**TASK STATEMENT**:
Gather each line containing the string "оперативной" from these entries.

**DATA UNDER STUDY**:
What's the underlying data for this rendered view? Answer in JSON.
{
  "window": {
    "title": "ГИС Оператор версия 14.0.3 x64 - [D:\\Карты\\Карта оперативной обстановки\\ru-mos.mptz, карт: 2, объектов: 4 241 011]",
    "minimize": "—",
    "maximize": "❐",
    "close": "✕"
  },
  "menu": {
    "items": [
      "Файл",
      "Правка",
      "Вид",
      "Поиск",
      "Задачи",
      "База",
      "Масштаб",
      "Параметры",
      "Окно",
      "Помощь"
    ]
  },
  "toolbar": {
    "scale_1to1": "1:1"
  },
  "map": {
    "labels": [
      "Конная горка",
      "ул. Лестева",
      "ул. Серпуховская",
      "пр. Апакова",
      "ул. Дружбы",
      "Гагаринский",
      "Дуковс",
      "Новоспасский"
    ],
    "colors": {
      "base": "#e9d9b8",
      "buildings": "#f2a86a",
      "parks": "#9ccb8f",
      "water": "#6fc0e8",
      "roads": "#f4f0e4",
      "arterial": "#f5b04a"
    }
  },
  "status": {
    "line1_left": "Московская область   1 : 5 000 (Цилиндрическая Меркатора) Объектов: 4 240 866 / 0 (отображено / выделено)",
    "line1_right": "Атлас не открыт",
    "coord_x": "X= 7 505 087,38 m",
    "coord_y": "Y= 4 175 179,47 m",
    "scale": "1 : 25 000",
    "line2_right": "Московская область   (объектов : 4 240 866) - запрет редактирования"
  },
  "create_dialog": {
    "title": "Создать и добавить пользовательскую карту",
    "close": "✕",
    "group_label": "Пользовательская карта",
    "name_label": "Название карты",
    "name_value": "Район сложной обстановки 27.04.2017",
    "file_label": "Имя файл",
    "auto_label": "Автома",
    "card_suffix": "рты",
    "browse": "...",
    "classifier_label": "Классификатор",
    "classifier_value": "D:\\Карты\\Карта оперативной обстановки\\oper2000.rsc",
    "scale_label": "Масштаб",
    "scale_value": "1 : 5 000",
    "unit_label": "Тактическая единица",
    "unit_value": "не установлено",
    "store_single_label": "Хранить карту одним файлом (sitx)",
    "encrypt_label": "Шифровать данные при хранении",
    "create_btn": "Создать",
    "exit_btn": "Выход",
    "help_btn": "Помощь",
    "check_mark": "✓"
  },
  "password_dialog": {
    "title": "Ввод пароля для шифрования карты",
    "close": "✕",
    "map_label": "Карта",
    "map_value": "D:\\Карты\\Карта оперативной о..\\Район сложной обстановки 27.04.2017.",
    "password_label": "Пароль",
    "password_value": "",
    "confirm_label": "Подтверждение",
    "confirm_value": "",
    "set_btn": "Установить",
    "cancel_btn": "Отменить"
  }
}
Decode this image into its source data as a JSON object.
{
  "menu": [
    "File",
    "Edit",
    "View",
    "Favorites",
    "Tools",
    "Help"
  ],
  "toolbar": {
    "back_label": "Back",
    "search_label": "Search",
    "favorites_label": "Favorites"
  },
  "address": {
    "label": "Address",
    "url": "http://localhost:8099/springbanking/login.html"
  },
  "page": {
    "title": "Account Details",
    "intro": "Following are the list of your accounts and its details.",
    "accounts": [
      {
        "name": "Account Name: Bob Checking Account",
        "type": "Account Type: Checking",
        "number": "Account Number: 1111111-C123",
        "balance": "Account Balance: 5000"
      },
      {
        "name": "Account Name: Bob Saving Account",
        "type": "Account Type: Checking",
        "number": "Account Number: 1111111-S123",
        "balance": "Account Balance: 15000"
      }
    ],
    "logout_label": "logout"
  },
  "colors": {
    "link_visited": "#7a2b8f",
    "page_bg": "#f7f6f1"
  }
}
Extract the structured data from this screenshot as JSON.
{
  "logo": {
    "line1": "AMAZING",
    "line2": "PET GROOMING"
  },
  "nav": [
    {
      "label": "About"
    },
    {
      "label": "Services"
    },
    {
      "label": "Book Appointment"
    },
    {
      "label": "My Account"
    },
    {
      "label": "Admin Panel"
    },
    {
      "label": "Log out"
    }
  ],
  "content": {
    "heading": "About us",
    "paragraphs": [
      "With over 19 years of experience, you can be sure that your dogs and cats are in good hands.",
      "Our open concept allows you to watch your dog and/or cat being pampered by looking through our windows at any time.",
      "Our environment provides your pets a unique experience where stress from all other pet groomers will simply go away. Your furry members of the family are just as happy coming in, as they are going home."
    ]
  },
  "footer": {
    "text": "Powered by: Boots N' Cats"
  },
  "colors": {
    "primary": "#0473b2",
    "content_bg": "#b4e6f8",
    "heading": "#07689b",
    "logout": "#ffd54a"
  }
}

**REPLY**:
    "title": "ГИС Оператор версия 14.0.3 x64 - [D:\\Карты\\Карта оперативной обстановки\\ru-mos.mptz, карт: 2, объектов: 4 241 011]",
    "classifier_value": "D:\\Карты\\Карта оперативной обстановки\\oper2000.rsc",
    "map_value": "D:\\Карты\\Карта оперативной о..\\Район сложной обстановки 27.04.2017.",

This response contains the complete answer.